Obama, US, popular in India: pollBy Arun Kumar, IANS
Thursday, October 21, 2010
WASHINGTON - When US President Barack Obama travels to India next month, he will visit a country in which both he and the nation he leads are broadly popular, according to a new poll.
More than seven-in-ten (73 percent) Indians have confidence in the American president, and about two-thirds (66 percent) express a favourable opinion of the United States, although this is down from 76 percent last year.
By contrast, only 51 percent rate Russia favourably, and even fewer feel this way about the European Union (36 percent) or China (34 percent).
Indians are also feeling positive about their own country’s role in world affairs and they are optimistic about its economic future, the Pew Research Centre’s Global Attitudes survey found.
Prime Minister Manmohan Singh receives extremely positive ratings (87 percent favourable), as do Congress party leader Sonia Gandhi (87 percent) and her son Rahul Gandhi (85 percent).
Indians express confident views about their country’s role in the international arena. Almost four-in-ten (38 percent) think India is already one of the world’s leading powers and roughly half (49 percent) say it will be one eventually. Only 8 percent believe it will never be a major power.
India has enjoyed impressive economic growth in recent years, and today nearly six-in-ten Indians (57 percent) say their nation’s economy is in good shape.
Among the 22 countries included in the spring 2010 Pew Global Attitudes survey, only the Chinese and Brazilians are more satisfied with their economic situation.
Still, Indians believe their country faces a number of major challenges, including crime and corruption. And nearly two years after the deadly Mumbai attacks, 81 percent say terrorism is a very big problem.

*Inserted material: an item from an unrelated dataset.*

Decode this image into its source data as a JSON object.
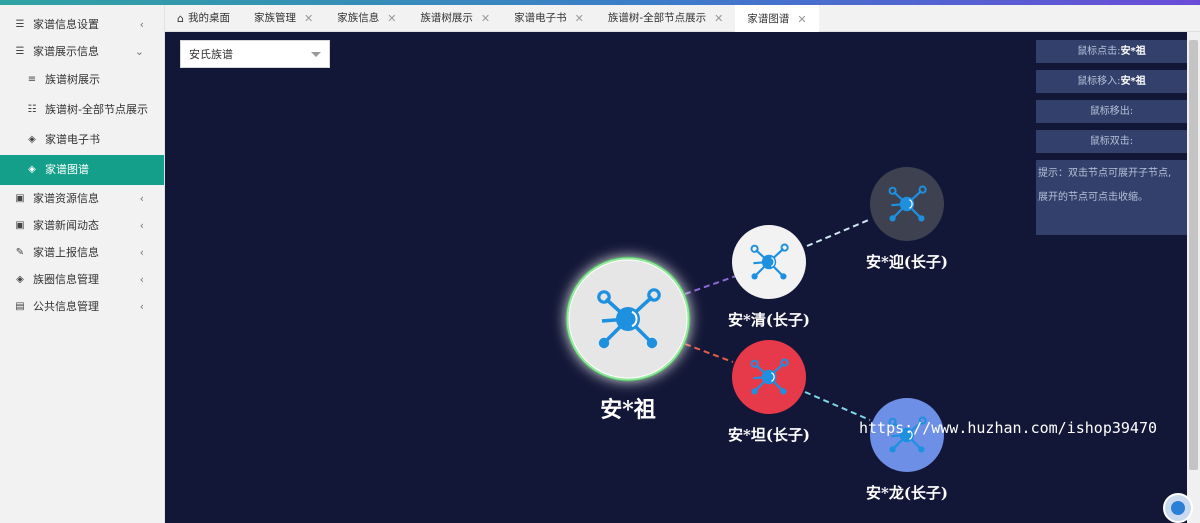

Moreover, a plurality of Indians characterise Lashkar-e-Taiba, the group widely blamed for the Mumbai attacks, as the greatest threat facing their country.

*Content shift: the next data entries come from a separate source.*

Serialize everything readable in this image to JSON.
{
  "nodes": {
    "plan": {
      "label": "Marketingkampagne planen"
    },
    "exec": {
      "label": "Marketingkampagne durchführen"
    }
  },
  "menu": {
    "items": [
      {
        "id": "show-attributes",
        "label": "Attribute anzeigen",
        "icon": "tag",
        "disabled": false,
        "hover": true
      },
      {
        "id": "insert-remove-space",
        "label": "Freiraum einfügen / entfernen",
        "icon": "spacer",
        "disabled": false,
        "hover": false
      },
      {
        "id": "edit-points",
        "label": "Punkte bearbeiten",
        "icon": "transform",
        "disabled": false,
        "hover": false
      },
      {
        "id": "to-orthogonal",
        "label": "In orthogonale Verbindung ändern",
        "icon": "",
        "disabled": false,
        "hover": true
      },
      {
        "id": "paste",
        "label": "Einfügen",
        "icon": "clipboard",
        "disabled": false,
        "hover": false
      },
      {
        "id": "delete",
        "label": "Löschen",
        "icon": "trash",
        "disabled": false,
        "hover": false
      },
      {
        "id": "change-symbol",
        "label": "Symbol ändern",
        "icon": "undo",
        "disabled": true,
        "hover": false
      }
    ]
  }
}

One-third name Pakistan as the greatest threat - and overwhelmingly Indians believe there is a link between these two threats: 58 percent say the Pakistani government actively supports extremist groups like LeT, while another 21 percent think it at least tolerates them.
And if these groups were to conduct another terrorist attack against India, most would support military action against them in Pakistan, the Pew poll found.

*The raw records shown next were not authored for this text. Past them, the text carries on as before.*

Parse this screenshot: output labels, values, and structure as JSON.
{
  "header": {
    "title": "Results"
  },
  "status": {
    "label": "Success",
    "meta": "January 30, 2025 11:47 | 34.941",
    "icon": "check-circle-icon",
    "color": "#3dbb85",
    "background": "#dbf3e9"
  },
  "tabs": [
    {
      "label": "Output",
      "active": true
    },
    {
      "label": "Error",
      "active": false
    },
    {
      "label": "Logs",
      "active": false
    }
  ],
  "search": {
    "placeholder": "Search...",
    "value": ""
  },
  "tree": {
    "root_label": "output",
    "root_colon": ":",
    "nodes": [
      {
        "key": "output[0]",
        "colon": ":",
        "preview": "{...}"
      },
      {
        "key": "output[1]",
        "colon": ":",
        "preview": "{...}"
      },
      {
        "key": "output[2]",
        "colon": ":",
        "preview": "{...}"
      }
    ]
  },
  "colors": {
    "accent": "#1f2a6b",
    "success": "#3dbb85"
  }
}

(Arun Kumar can be contacted at firstname.lastname@example.org)